One thing I enjoy about working at Wild Birds Unlimited is playing bird detective – attempting to help people identify the birds in their yards. Usually, they describe what they are seeing, and I ask lots of questions.

“Was it smaller than a crow, bigger than a breadbox? Did it have wing bars? What shape was the beak? ”

Considering their descriptions, I pull out our much-worn shop copy of David Sibley’s “Birds of North America” and turn to a variety of pages. “Did it look like this? What about this?”

Then along comes spring, with its symphony of bird song. About the only thing more challenging than identifying a bird based on a description of its appearance is making an ID based on the description of a call.

Recently, a customer came in puzzled by a bird that was singing incessantly in her back yard. She recounted its serenade as sounding like “pretty-bird, pretty-bird” followed by a short trill.

I grabbed the “Identiflyer,” a small machine with 10 buttons that uses interchangeable cards, each containing 10 birds. I began playing the calls of some of the most common backyard birds.

“Teakettle, teakettle, teakettle” the tiny Carolina wren intoned.

“No,” she said. “That wasn’t it.”

“Purdy, purdy, purdy… what cheer, cheer cheer,” chirped the Northern cardinal.

She shook her head “no.”

“Drink your teeeeeea, drink your teeeeeea, ” trilled the Eastern towhee.

Again she shook her head.

Finally, I changed to the “Forest Edge” card and pressed the button for a familiar friend, our Georgia state bird. As she listened to the burry couplets, her puzzlement turned to delight.

“That’s him … can’t you hear it? ‘pretty bird, pretty bird,’ ” and then that sort of trill.”

I advised her to search the nearby treetops for Mr. Brown Thrasher. When spring arrives, he abandons his usual pursuit – searching for worms in the leaf litter – in favor of claiming a territory and wooing a mate.

Each spring, as the morning symphony increases in volume and complexity, I am grateful for the hours spent listening to the Peterson “Birding by Ear” tapes, mostly while driving around town.

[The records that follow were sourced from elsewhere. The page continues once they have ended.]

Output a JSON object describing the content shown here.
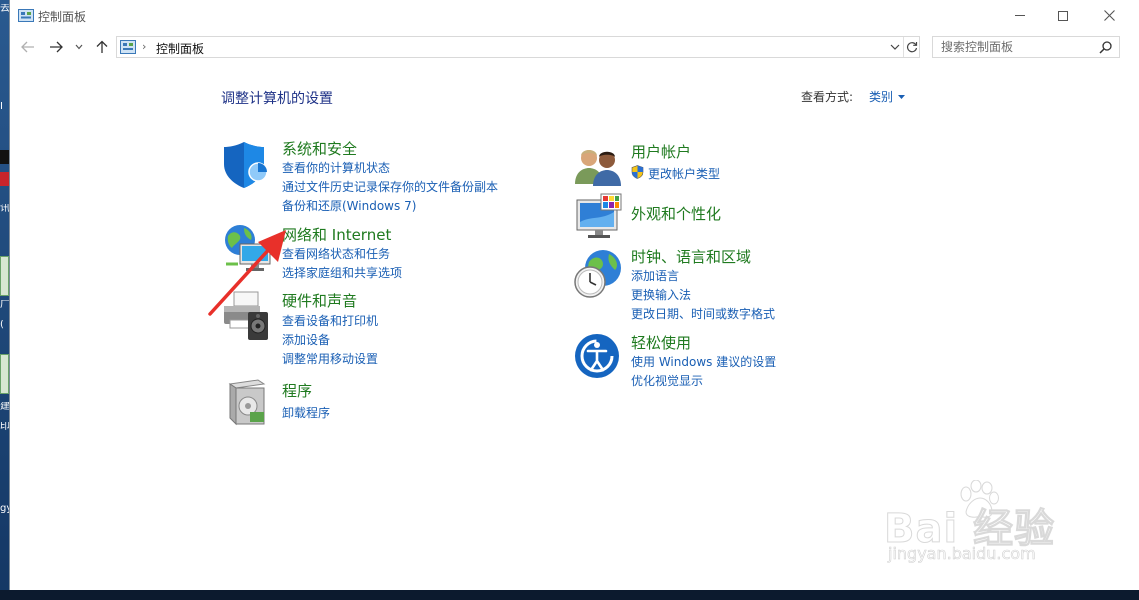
{
  "window": {
    "title": "控制面板"
  },
  "nav": {
    "address": "控制面板",
    "search_placeholder": "搜索控制面板"
  },
  "content": {
    "heading": "调整计算机的设置",
    "view_by_label": "查看方式:",
    "view_by_value": "类别"
  },
  "categories": {
    "system_security": {
      "title": "系统和安全",
      "links": [
        "查看你的计算机状态",
        "通过文件历史记录保存你的文件备份副本",
        "备份和还原(Windows 7)"
      ]
    },
    "network": {
      "title": "网络和 Internet",
      "links": [
        "查看网络状态和任务",
        "选择家庭组和共享选项"
      ]
    },
    "hardware": {
      "title": "硬件和声音",
      "links": [
        "查看设备和打印机",
        "添加设备",
        "调整常用移动设置"
      ]
    },
    "programs": {
      "title": "程序",
      "links": [
        "卸载程序"
      ]
    },
    "user_accounts": {
      "title": "用户帐户",
      "links": [
        "更改帐户类型"
      ]
    },
    "appearance": {
      "title": "外观和个性化",
      "links": []
    },
    "clock_region": {
      "title": "时钟、语言和区域",
      "links": [
        "添加语言",
        "更换输入法",
        "更改日期、时间或数字格式"
      ]
    },
    "ease_access": {
      "title": "轻松使用",
      "links": [
        "使用 Windows 建议的设置",
        "优化视觉显示"
      ]
    }
  },
  "desktop": {
    "fragments": [
      "去",
      "I",
      "讯",
      "广",
      "(",
      "建",
      "印",
      "gy"
    ]
  },
  "watermark": {
    "main": "Bai 经验",
    "sub": "jingyan.baidu.com"
  },
  "colors": {
    "link": "#1a5fb4",
    "category_title": "#1f7a1f",
    "heading": "#1e3287",
    "annotation_arrow": "#e8302a"
  }
}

Just as a connoisseur of orchestral music can pick out the distinct sounds of violin, viola, flute, oboe, trombone or snare drum, I have trained my ear to distinguish the individual voices of spring’s feathered choir.

Perhaps easiest to pick out are the birds with a call that sort of matches their name.

The lilting “chick-a-dee-dee-dee, chick-a-dee-dee-dee,” lets me know that the tiny Carolina chickadee with his black cap and white cheek patch is in the neighborhood. Assuming the role of the brass section, five or six blue jays blare out “jay, jay, jay.” And in the dark before dawn, one of my favorite spring visitors jars the night with his ringing “chuck-will’s widow, chuck-will’s widow.”

Some birds opt for simplicity, relying on looks rather than voice, to attract their mates. Any day now I expect to hear a sharp “weeep, weeep,” or an unmelodic “skeow,” announcing that the great crested flycatchers and the green herons are back in town.

The glowingly yellow pine warbler is one of a handful of birds that sings year-round. However, when spring arrives, it seems that his evenly pitched musical trill rings out from the top of each and every pine tree.

The American robin goes in for musical theater, contributing a sing-song “tweedle-dum, tweedle-dee,” as well as a harsher, staccato descending whinny.

The vireos are also sing-songers. They come in an assortment of colorful flavors (blue-headed, red-eyed, yellow-throated) and boast slower, slightly whiny calls that can be likened to “here I am, where are you?”

The tiny ruby crowned kinglet attempts to make up for his small size with impressive vocal dexterity. He begins his serenade with several high pitched “zeet, zeet, zeet” notes, followed by a complex tumbling torrent of song. For visual emphasis, he raises and fluffs his ruby crown.

Purple martins and American goldfinches also seem to delight in complexity, sending up a bubbling chatter of chirps, whistles and trills.

And for percussion, there is the loud drumming of the red-bellied woodpecker, interspersed with the squawks of boat-tailed grackles, and descending grunts of the clapper rails.

No offense to Click and Clack, but they can have “Car Talk.” I’ll take “Bird Talk” any day, but most especially in the spring.